Press Release

Embargoed Until Contact

July 21, 2011
12:01 AM PST

Sue Ducat
Director of Communications
(301) 841-9962


From Health Affairs

Data Show That Increased Spending By Local Public Health Agencies Pays Off


Bethesda, MD -- A new study, released online today as a Web First by Health Affairs, found that increased public health investments can produce measureable health improvements. The study, which will also appear in the journal's August issue, analyzed changes in spending patterns and mortality rates within the service areas of nearly three thousand local public health agencies between 1993 and 2005.


Evidence Links Increases In Public Health Spending To Declines In Preventable Deaths
By Glen P. Mays and Sharla A. Smith
Mays and Smith are affiliated with the Department of Health Policy and Management at the University of Arkansas for Medical Sciences in Little Rock. The research was supported by the Robert Wood Johnson Foundation's Changes in Health Financing and Organization Program.


To measure spending, the authors used information from the National Association of County and City Health Officials and other sources. They looked at county-level infant mortality rates and age-adjusted mortality rates for heart disease, cancer, diabetes, and influenza, all measures expected to be sensitive to public health interventions. They found that between 1993 and 2005, public health spending increased among 65% of local public health agencies, by an average of $6.16 per person, for a total of $40.84 per person in 2005. In communities that increased public health spending by 10 percent, mortality levels declined measurably: infant mortality rate declined 6.85 percent; heart disease deaths per 100,000 population declined 3.22 percent; and deaths from diabetes and cancer declined 1.44 percent and 1.13 percent respectively.) "Our results suggest that additional spending, such as the $15 billion in new federal funds authorized under the Affordable Care Act's Prevention and Public Health Fund, would be expected to generate substantial improvements in population health over time," conclude the authors. "By measuring spending levels in specific programmatic areas such as tobacco control, nutrition, and physical activity, it may be possible to identify more precise relationships between investments and health outcomes."

About Health Affairs

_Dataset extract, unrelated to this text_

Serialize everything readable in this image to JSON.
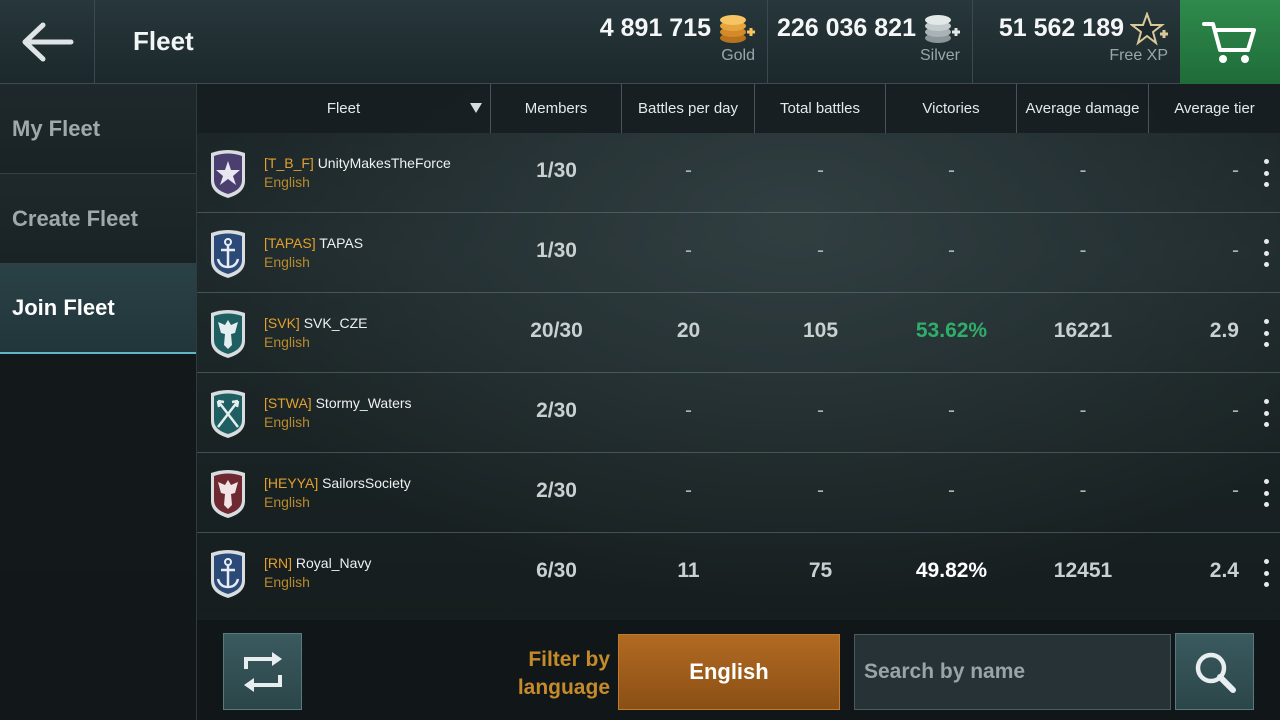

Health Affairs, published by Project HOPE, is the leading journal of health policy. The peer-reviewed journal appears each month in print, with additional Web First papers published weekly at You can also find the journal on Facebook and Twitter and download Narrative Matters on iTunes. Address inquiries to Sue Ducat at (301) 841-9962 or